***** Exercise material

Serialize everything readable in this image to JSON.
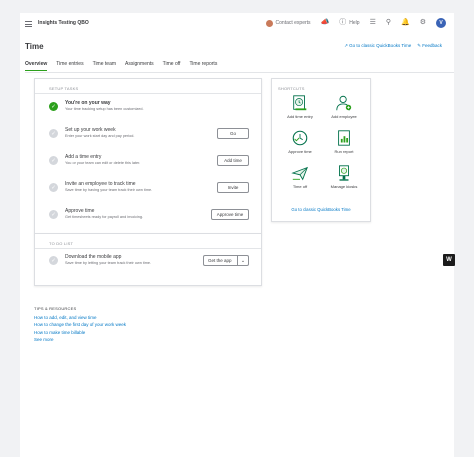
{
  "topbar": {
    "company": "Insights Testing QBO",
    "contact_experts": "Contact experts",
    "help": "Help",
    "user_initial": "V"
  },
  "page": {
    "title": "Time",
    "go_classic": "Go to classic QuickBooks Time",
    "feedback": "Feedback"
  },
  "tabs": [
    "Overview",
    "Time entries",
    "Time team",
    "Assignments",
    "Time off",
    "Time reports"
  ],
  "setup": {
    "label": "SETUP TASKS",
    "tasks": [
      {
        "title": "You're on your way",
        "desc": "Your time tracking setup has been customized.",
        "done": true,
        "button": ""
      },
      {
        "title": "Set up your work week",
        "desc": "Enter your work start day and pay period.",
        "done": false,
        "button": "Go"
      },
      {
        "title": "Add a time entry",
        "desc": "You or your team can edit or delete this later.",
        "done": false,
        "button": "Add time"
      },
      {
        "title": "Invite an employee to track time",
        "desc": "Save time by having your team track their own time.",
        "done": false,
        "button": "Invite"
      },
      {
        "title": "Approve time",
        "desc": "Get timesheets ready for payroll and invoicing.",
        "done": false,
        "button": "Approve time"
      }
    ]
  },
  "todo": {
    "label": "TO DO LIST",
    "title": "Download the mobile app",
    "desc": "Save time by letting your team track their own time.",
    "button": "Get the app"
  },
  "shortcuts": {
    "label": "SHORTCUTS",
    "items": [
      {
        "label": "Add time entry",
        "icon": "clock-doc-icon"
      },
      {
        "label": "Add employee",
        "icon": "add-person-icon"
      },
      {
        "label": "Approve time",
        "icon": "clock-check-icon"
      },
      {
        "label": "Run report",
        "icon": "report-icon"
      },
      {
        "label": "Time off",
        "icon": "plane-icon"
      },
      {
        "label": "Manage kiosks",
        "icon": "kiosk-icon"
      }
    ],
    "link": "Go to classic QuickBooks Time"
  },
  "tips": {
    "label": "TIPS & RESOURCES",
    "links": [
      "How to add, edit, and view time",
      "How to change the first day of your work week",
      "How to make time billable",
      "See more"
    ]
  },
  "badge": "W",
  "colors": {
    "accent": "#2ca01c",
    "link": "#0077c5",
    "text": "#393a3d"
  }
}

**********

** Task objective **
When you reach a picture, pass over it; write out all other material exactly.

** Solution to this problem **
Serialize everything readable in this image to JSON.
{
  "topbar": {
    "company": "Insights Testing QBO",
    "contact_experts": "Contact experts",
    "help": "Help",
    "user_initial": "V"
  },
  "page": {
    "title": "Time",
    "go_classic": "Go to classic QuickBooks Time",
    "feedback": "Feedback"
  },
  "tabs": [
    "Overview",
    "Time entries",
    "Time team",
    "Assignments",
    "Time off",
    "Time reports"
  ],
  "setup": {
    "label": "SETUP TASKS",
    "tasks": [
      {
        "title": "You're on your way",
        "desc": "Your time tracking setup has been customized.",
        "done": true,
        "button": ""
      },
      {
        "title": "Set up your work week",
        "desc": "Enter your work start day and pay period.",
        "done": false,
        "button": "Go"
      },
      {
        "title": "Add a time entry",
        "desc": "You or your team can edit or delete this later.",
        "done": false,
        "button": "Add time"
      },
      {
        "title": "Invite an employee to track time",
        "desc": "Save time by having your team track their own time.",
        "done": false,
        "button": "Invite"
      },
      {
        "title": "Approve time",
        "desc": "Get timesheets ready for payroll and invoicing.",
        "done": false,
        "button": "Approve time"
      }
    ]
  },
  "todo": {
    "label": "TO DO LIST",
    "title": "Download the mobile app",
    "desc": "Save time by letting your team track their own time.",
    "button": "Get the app"
  },
  "shortcuts": {
    "label": "SHORTCUTS",
    "items": [
      {
        "label": "Add time entry",
        "icon": "clock-doc-icon"
      },
      {
        "label": "Add employee",
        "icon": "add-person-icon"
      },
      {
        "label": "Approve time",
        "icon": "clock-check-icon"
      },
      {
        "label": "Run report",
        "icon": "report-icon"
      },
      {
        "label": "Time off",
        "icon": "plane-icon"
      },
      {
        "label": "Manage kiosks",
        "icon": "kiosk-icon"
      }
    ],
    "link": "Go to classic QuickBooks Time"
  },
  "tips": {
    "label": "TIPS & RESOURCES",
    "links": [
      "How to add, edit, and view time",
      "How to change the first day of your work week",
      "How to make time billable",
      "See more"
    ]
  },
  "badge": "W",
  "colors": {
    "accent": "#2ca01c",
    "link": "#0077c5",
    "text": "#393a3d"
  }
}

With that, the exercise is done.